Please filter the data down to the lines that include the word "Start" and copy them.

---*---

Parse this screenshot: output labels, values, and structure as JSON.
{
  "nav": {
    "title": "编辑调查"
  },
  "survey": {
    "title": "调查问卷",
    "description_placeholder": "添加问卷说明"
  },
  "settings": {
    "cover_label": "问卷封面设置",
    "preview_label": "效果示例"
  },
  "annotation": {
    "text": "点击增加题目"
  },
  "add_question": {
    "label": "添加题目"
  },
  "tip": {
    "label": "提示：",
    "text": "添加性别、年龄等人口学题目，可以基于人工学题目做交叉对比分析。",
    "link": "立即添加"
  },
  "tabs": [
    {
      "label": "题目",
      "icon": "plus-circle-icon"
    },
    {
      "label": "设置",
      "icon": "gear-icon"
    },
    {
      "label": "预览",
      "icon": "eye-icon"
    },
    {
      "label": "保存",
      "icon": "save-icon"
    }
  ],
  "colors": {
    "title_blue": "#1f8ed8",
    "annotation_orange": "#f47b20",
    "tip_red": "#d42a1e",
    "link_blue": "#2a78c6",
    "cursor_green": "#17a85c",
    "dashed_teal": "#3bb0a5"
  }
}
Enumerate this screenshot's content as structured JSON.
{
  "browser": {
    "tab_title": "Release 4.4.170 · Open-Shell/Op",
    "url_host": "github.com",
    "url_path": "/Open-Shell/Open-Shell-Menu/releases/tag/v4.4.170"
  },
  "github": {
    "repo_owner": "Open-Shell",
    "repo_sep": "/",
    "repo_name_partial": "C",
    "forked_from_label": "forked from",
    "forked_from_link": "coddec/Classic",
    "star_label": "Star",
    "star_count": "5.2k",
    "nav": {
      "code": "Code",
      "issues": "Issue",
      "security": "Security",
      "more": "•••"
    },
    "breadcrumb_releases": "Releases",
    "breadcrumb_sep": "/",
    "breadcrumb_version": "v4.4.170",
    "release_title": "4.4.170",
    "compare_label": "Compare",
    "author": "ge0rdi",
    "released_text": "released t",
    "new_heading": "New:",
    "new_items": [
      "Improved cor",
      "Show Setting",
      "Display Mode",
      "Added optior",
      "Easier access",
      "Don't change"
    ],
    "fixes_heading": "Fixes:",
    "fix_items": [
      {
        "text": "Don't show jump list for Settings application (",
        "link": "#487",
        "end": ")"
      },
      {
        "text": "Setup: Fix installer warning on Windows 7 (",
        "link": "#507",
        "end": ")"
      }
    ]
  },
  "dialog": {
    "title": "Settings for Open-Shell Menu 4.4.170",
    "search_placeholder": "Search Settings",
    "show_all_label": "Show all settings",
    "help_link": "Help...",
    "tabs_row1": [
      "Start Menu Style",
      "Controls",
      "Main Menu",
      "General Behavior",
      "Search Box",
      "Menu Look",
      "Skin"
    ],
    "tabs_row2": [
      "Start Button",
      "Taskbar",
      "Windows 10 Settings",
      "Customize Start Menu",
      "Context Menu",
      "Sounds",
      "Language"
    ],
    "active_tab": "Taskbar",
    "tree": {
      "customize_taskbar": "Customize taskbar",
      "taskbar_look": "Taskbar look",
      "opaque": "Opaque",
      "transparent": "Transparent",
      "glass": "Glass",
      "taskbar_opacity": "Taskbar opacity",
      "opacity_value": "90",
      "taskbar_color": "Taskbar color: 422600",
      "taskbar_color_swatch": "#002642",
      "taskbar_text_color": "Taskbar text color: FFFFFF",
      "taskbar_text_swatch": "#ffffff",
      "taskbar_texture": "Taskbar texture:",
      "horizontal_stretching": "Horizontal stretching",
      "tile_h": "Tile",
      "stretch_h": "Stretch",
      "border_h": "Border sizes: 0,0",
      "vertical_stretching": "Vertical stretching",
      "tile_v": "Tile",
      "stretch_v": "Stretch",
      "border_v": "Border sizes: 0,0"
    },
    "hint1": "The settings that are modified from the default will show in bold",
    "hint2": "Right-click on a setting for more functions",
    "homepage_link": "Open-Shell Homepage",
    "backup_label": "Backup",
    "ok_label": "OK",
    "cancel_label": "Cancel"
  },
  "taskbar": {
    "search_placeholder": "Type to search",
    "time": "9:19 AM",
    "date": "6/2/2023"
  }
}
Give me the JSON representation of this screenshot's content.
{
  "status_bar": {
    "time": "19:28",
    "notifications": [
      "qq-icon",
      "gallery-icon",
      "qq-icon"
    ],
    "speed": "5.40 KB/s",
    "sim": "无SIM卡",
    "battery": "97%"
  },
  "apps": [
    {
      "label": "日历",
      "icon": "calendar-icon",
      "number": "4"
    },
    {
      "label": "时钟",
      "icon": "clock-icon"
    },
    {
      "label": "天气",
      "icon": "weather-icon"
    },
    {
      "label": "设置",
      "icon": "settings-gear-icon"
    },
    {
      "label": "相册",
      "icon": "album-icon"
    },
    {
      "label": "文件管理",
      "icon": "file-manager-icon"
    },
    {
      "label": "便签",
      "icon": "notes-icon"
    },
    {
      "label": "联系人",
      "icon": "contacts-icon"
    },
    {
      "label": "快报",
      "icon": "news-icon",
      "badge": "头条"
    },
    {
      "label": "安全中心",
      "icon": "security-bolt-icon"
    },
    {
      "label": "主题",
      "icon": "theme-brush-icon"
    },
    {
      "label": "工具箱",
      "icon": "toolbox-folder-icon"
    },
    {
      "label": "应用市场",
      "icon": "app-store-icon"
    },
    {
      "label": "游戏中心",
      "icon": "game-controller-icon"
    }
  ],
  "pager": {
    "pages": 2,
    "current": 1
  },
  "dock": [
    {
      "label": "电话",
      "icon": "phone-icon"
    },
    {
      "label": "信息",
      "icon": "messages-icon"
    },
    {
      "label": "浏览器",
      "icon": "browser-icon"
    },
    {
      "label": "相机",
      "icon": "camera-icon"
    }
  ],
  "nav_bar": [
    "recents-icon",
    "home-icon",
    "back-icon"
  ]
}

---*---

_ANSWER BOX_:
      "Start Menu Style",
      "Start Button",
      "Customize Start Menu",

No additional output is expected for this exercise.